15. Callable common stock is stock that is subject to being called away from a shareholder, either by the issuer or by a third party.Back to Citation
16. See Securities Exchange Act Release No. 42761 (May 5, 2000), 65 FR 30459 (May 11, 2000) (Approval Order). See also NASD Notice to Members 00-33 (May 2000) (Callable Common Stock).Back to Citation
17. Exchange Act Section 3(a)(11) defines the term “equity security” to include, among others, “any stock or similar security.”Back to Citation
18. As noted by FINRA in the Notice, Exchange Act Rule 10b-10(a)(4) requires that, in the case of any transaction in a debt security subject to redemption before maturity, the confirmation must include a statement to the effect that the debt security may be redeemed in whole or in part before maturity, that such a redemption could affect the yield represented and that additional information is available upon request.Back to Citation
19. See supra note 4.Back to Citation
20. See ICI Letter.Back to Citation
21. See CAI Letter. This commenter further indicated that variable annuity transactions require the purchase or surrender of an insurance policy and as such, could not settle the way that other securities transactions settle.Back to Citation
22. See TIAA-CREF Letter. In particular, this commenter stated that requiring the inclusion of the settlement date in customer confirmations would cost about $11 to 15 million dollars.Back to Citation

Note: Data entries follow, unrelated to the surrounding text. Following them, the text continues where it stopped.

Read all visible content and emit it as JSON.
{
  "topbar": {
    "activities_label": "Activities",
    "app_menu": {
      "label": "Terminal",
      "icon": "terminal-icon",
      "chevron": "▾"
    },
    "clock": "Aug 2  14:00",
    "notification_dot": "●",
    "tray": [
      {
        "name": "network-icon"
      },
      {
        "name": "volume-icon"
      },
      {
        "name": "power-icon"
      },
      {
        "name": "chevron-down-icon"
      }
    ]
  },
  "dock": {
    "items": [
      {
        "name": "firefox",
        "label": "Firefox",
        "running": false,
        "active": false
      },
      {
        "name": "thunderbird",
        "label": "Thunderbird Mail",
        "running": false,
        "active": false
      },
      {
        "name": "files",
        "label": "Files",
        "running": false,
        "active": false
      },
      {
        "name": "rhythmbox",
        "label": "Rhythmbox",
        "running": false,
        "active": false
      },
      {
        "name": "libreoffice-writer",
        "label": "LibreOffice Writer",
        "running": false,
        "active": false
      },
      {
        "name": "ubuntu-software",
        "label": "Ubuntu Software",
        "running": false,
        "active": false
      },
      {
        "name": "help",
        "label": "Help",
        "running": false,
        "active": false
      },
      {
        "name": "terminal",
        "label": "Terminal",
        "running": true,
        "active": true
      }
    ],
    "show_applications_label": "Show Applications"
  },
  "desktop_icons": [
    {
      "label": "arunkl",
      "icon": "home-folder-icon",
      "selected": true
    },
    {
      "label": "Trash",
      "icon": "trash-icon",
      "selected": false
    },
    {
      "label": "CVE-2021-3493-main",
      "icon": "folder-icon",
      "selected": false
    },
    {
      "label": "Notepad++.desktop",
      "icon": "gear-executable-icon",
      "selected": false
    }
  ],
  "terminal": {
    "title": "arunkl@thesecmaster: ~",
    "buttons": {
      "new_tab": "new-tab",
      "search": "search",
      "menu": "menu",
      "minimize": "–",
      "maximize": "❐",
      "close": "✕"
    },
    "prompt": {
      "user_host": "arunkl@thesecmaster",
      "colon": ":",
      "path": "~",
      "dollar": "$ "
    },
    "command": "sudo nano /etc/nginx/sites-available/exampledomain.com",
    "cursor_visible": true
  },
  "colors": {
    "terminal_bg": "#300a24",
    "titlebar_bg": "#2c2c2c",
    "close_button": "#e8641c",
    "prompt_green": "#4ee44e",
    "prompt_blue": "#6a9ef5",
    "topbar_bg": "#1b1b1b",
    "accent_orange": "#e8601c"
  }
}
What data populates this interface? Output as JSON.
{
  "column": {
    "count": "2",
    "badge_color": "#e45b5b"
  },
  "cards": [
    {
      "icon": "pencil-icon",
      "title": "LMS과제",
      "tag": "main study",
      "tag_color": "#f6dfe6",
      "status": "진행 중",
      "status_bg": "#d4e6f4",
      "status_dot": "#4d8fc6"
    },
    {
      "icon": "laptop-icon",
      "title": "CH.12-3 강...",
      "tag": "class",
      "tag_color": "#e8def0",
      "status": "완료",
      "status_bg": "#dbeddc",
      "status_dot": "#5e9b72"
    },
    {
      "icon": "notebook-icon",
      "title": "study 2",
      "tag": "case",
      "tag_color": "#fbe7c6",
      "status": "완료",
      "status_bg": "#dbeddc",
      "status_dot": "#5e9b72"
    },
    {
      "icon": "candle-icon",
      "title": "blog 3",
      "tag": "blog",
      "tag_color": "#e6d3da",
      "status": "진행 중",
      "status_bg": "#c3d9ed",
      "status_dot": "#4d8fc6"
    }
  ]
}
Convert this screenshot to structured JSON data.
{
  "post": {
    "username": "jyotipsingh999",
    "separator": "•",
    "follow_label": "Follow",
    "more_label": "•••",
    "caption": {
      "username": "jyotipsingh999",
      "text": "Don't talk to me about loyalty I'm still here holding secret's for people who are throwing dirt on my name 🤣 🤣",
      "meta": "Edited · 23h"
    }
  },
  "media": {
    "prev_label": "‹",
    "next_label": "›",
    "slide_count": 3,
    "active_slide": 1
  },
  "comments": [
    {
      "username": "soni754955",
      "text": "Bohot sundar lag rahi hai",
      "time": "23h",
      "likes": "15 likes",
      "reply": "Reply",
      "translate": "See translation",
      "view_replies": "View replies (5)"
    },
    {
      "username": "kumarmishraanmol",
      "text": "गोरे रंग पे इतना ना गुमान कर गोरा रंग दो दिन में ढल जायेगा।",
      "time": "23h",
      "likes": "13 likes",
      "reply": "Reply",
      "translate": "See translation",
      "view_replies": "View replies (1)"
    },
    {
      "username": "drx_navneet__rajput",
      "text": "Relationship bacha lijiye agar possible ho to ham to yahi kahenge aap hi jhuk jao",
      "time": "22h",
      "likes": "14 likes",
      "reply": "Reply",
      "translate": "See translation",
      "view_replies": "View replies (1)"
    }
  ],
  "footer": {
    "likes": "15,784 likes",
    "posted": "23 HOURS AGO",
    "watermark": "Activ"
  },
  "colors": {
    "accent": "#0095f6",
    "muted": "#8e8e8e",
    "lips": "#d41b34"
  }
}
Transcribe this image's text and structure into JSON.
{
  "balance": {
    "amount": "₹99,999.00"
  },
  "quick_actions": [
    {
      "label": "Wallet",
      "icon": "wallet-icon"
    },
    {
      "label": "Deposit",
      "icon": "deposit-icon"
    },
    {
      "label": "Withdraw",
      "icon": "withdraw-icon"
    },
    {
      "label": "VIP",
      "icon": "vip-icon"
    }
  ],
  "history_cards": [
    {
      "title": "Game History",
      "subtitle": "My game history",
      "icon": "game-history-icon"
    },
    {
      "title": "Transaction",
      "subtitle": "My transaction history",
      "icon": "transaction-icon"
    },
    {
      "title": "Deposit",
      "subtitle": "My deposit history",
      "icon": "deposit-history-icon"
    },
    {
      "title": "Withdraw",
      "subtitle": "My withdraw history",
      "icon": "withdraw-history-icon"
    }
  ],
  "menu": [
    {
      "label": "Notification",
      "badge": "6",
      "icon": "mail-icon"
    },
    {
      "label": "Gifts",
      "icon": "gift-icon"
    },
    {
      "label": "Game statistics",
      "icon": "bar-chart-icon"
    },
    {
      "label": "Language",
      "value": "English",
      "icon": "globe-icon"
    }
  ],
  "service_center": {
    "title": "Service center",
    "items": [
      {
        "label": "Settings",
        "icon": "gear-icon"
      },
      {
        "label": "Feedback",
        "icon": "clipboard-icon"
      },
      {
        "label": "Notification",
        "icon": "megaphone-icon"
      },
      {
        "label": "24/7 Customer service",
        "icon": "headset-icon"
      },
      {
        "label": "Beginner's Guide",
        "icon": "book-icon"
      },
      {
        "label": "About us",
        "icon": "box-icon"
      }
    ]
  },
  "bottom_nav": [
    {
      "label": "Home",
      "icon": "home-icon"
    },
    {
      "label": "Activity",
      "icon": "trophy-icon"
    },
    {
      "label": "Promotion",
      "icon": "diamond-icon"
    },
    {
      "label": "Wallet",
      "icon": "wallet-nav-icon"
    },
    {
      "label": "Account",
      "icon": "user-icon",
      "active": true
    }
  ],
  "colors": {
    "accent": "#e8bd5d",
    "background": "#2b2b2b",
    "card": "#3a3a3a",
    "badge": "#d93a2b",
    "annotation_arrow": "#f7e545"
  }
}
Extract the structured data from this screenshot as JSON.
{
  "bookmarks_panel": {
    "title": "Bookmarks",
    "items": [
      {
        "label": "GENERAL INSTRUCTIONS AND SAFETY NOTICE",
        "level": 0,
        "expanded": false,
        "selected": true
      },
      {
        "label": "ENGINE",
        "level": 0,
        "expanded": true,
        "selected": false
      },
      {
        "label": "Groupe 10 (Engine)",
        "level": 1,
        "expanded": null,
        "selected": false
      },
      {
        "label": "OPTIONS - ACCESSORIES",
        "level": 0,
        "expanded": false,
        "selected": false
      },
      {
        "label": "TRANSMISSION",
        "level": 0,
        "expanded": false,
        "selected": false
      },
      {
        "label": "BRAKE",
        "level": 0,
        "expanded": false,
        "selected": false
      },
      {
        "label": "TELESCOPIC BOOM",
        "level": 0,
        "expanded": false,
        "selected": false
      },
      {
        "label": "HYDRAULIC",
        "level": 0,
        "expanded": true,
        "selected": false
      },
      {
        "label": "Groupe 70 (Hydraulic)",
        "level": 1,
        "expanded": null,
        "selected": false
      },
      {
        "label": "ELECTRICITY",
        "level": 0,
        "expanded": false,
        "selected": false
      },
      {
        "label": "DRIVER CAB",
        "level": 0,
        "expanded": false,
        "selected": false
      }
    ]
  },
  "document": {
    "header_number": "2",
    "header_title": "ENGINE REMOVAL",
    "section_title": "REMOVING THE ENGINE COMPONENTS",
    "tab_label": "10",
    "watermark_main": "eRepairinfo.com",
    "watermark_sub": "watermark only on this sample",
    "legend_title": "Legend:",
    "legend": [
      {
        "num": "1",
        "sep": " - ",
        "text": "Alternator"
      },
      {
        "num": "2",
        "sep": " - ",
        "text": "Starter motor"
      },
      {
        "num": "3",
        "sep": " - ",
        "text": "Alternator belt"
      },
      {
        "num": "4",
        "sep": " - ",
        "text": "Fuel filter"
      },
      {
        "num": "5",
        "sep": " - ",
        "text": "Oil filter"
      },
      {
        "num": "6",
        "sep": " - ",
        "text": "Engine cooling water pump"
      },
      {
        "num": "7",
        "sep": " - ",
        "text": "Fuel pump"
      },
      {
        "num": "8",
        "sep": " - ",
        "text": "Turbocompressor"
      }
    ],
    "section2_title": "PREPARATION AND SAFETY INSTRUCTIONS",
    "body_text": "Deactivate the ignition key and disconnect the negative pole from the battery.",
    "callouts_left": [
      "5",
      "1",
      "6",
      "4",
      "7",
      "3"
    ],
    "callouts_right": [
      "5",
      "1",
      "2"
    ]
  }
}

23. See TIAA-CREF Letter. In addition, this commenter objected to FINRA not opening the proposal to comment by FINRA members and generally expressed its view that the proposal was inconsistent with the requirements of Exchange Act Rule 19b-4.Back to Citation
24. See ICI Letter.Back to Citation
25. See TIAA-CREF Letter.Back to Citation
26. See FINRA's Response.Back to Citation
28. This statement was confirmed in a telephone conversation with Adam Arkel of FINRA on October 19, 2010.Back to Citation
30. See supra note 28.Back to Citation
31. In approving this proposal, the Commission has considered the proposed rule's impact on efficiency, competition, and capital formation. See 15 U.S.C. 17c(f).Back to Citation
33. For example, an investor may not be eligible for dividend payments if the ex-dividend date falls between the transaction date and the settlement date.Back to Citation
[FR Doc. 2010-27145 Filed 10-26-10; 8:45 am]
BILLING CODE 8011-01-P